On occasion, it's these same people who are coping with the lowest form of fair.
This thought comes on the heels of a conversation I had about a friend's obligation to serve on a jury in a Hamilton County civil trial. She lives in the suburbs and was relying on public transportation to get to and from the courthouse in Downtown Cincinnati. Not a regular experience (I'd gander to say it's been decades since she actually rode a bus for anything other than vacation transportation), my friend was taking advantage of the service while avoiding the sometimes treacherous, icy roads.
This friend was relaying to me the "drama" of not having proper winter boots (and also making the unfortunate decision to wear thick socks and Crocks - okay so maybe this has implications regarding her ability to make a fair judgment) and coping with the bits of ice and snow making their way into her footwear.
She was walking from the courthouse with a fellow juror when my friend asked him to pause so she could extricate one of those icy annoyances, offering a quip about how she expected a cold wait at the bus stop. That's when the man mentioned that he was also dreading his own walk home.
"You must live close by," she said.
"Well, no. I live five miles away."
Let's underscore that point: This man walked five miles in the snow and ice to serve his time on the jury.
"Oh, well maybe you should take the bus home, too," my friend said. It was a reasonable suggestion - cold weather = taking advantage of opportunities that enhance one's ability to cope with copious snowfall.
The gentleman offered the simple explanation that he didn't have enough money for bus fare.
My friend must have felt awful. I know I would have - I would have felt so guilty for having the means and ability to use something that is so basic, a public service that exists in part to support the disadvantaged.
I asked my friend if she offered the man bus fare, and she told me she didn't have any extra cash on her. I know I would have also felt awkward about the exchange. Would he think me patronizing? Would he be too proud to accept? Would the man take insult with the offer?

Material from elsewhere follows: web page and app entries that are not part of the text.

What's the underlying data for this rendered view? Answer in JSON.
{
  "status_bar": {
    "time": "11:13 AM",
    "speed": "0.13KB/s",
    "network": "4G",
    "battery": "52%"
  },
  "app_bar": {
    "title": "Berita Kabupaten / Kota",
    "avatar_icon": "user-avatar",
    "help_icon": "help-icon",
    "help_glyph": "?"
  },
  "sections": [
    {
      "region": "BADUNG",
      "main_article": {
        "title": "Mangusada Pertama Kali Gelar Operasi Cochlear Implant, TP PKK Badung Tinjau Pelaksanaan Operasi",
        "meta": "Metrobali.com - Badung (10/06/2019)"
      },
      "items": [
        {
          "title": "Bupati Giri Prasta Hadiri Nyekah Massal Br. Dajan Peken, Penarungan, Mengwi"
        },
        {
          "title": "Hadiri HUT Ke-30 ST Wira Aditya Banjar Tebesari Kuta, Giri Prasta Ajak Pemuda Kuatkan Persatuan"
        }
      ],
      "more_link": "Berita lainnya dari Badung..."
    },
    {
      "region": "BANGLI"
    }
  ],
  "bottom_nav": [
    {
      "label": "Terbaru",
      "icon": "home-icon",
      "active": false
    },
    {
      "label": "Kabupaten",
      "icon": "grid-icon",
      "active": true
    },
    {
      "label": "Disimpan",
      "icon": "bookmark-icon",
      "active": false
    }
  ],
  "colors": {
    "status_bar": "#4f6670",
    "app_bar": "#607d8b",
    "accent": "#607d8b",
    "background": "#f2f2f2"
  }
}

I have always had a weakness for those in need, and I suppose that's why I've committed to giving my time to initiatives that aim to provide a hand up, not a hand out. I am also giving what charitable contributions I can; my line of work is called non-profit for a reason, so my financial support comes with a bit of sacrifice. I'm okay with that - someday I hope my financial means will allow me to increase my philanthropic contributions.
I suppose I buy in to that whole wealth redistribution concept.
Sometimes I wonder why fellow members of the Fortunate Class fail to see beyond their own needs - their needs for bigger, better, faster, stronger. I can't comprehend why these privileged people are unable to consider their own blessings and imagine a life of have not. I think of these people, the ones who cast a blind eye, and I force myself to see more, and visualize what else I can do.
There but for the grace of God...
I suppose right now giving a man bus fare (or a hot meal, or non-perishable goods, or a decent tip) is the best thing I can do.